Serve in aCoupe glass
Luxardo Maraschino cherry
How to make:
SHAKE all ingredients with ice and strain back into shaker. DRY SHAKE (without ice) and fine strain into chilled glass.
|1 1/2 fl oz||Rutte Dry Gin|
|1/2 fl oz||Applejack brandy Bottled-in-Bond (50% alc./vol)|
|3/4 fl oz||Lemon juice (freshly squeezed)|
|5/12 fl oz||Sugar syrup (rich) 2 sugar to 1 water|
|1/6 fl oz||Giffard Grenadine syrup|
|1/2 fl oz||Egg white|
Difford's Guide remains free-to-use thanks to the support of the brands in green above.
Egg white is potentially hazardous if used incorrectly.
The Secret Cocktail or the Pink Shimmy
A generous measure of gin and high proof applejack provide spirituous spice which, along with lemon juice sourness, ensures that although pink this cocktail is neither sweet nor weak.
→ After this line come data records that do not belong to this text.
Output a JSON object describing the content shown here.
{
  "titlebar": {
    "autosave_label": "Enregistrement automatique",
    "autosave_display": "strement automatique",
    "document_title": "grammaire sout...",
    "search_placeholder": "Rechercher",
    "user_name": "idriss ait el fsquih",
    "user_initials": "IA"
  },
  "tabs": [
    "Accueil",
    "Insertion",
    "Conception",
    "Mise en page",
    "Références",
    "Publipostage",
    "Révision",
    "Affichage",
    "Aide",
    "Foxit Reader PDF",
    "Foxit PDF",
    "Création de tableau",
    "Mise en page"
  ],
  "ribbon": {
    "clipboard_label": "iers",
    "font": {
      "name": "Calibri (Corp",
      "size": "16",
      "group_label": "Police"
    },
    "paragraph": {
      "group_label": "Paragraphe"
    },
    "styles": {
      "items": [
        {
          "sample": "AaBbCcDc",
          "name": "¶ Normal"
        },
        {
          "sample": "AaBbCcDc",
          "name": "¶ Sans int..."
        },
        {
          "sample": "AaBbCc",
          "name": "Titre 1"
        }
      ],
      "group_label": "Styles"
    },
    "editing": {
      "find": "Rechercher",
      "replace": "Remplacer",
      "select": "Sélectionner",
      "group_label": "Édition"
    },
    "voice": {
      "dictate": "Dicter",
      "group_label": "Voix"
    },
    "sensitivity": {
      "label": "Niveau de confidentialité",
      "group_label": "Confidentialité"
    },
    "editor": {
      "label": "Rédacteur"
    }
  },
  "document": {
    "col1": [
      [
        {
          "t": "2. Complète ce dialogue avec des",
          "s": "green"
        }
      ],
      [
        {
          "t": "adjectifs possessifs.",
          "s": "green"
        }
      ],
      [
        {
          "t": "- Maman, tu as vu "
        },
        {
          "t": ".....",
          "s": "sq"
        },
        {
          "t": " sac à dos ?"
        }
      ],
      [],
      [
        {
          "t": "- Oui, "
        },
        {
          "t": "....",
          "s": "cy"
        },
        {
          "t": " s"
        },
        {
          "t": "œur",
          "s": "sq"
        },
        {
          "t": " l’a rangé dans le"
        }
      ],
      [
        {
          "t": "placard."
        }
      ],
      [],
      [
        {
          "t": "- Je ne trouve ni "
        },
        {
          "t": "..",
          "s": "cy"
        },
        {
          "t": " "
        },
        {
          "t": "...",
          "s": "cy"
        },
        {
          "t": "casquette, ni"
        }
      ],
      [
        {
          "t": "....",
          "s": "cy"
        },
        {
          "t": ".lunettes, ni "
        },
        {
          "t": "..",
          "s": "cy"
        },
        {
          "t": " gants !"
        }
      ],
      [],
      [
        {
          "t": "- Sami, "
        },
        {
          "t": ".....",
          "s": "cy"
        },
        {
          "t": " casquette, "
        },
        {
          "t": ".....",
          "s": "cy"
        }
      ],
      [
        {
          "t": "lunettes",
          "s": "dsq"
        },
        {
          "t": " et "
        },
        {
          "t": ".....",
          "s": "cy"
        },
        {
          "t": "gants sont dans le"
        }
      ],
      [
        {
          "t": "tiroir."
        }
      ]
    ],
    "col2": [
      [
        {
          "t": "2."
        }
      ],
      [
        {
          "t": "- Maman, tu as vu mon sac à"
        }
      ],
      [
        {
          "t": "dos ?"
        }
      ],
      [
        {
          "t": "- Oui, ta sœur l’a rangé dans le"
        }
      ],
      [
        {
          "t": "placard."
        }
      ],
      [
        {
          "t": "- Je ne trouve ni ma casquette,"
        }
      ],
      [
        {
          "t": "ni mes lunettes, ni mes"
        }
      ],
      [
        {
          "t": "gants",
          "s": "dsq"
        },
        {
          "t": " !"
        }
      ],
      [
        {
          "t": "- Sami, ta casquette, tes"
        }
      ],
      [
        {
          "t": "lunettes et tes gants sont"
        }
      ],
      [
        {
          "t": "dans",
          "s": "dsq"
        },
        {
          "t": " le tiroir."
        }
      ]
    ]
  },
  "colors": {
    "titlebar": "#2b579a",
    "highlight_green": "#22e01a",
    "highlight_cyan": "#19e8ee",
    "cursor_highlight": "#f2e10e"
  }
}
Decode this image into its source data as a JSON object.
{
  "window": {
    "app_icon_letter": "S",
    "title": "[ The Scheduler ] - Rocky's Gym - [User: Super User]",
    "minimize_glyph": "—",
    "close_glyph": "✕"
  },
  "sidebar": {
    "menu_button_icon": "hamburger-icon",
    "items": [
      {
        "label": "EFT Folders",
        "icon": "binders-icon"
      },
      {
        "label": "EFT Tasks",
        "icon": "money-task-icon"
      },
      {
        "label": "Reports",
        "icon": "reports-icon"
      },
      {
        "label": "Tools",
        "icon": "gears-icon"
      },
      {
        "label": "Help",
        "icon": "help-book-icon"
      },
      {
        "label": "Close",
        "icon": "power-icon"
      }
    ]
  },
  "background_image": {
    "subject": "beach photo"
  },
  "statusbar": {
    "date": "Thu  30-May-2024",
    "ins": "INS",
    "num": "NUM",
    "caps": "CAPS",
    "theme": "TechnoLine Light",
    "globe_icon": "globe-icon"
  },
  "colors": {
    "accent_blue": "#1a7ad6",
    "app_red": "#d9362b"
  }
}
Indeed, this is a very tasty sour. So tasty, that to spare this Lady's blushes, our friend Ted "Dr Cocktail" Haigh would prefer you refer to it as "The Secret Cocktail."
With the addition of half a shot apple brandy.
The first known reference to the Pink Lady is in Jacques Straub's 1913 Manual of Mixed Drinks with the following recipe:
"½ Jigger Lime juice.
½ Jigger gin.
½ Jigger Apple Jack
5 Dashes Grenadine.
Later recipes such as the one in Harry Craddock's 1930 The Savoy Cocktail Book omit the hard to obtain applejack (at least for UK bartenders) and in its place add egg white to produce an all-round fluffy affair.
The cocktail is probably named in honour of the American actress Hazel Dawn (1890-1988) who played "The Pink Lady" lead role in the 1911 Broadway hit musical comedy, The Pink Lady by Ivan Caryll. She rose to fame playing this role and subsequently appeared in 15 feature films but always retained The Pink Lady nickname.
The cocktail's creator is not recorded but it is sometimes attributed to the American actress and interior decorator Elsie de Wolfe (1859-1950).
There are approximately 181 calories in one serving of Pink Lady.